[Records contained in a dataset]
=-=-=-=-=
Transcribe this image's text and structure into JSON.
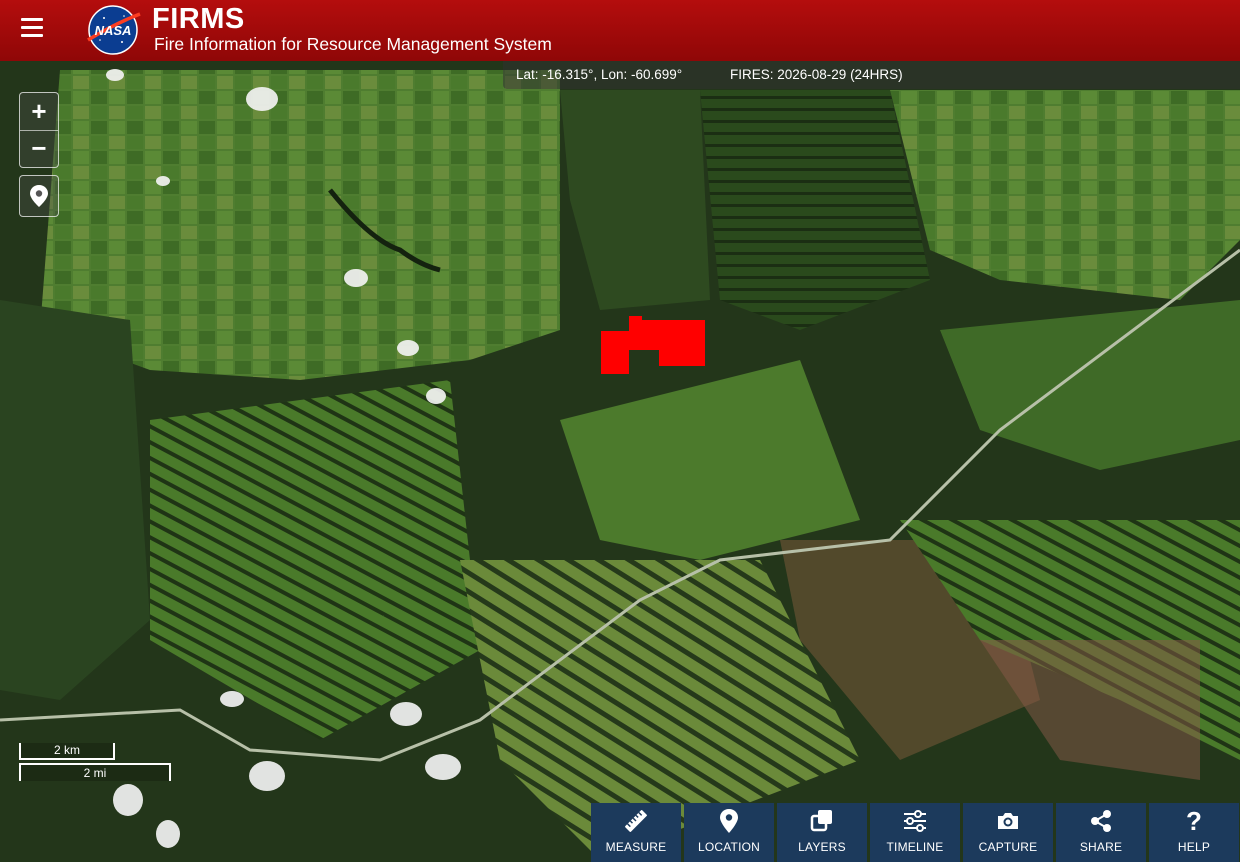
{
  "header": {
    "logo_text": "NASA",
    "title": "FIRMS",
    "subtitle": "Fire Information for Resource Management System"
  },
  "status": {
    "coordinates": "Lat: -16.315°, Lon: -60.699°",
    "fires": "FIRES: 2026-08-29 (24HRS)"
  },
  "zoom": {
    "in_label": "+",
    "out_label": "−"
  },
  "scale": {
    "km_label": "2 km",
    "mi_label": "2 mi"
  },
  "toolbar": {
    "buttons": [
      {
        "label": "MEASURE",
        "icon": "ruler-icon"
      },
      {
        "label": "LOCATION",
        "icon": "map-pin-icon"
      },
      {
        "label": "LAYERS",
        "icon": "layers-icon"
      },
      {
        "label": "TIMELINE",
        "icon": "sliders-icon"
      },
      {
        "label": "CAPTURE",
        "icon": "camera-icon"
      },
      {
        "label": "SHARE",
        "icon": "share-icon"
      },
      {
        "label": "HELP",
        "icon": "question-icon"
      }
    ]
  },
  "colors": {
    "header": "#a50a0a",
    "toolbar": "#1c3a5c",
    "fire_detection": "#ff0000"
  }
}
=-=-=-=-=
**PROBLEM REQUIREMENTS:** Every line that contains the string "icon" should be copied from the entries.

**EXERCISE OUTPUT:**
        "icon": "ruler-icon"
        "icon": "map-pin-icon"
        "icon": "layers-icon"
        "icon": "sliders-icon"
        "icon": "camera-icon"
        "icon": "share-icon"
        "icon": "question-icon"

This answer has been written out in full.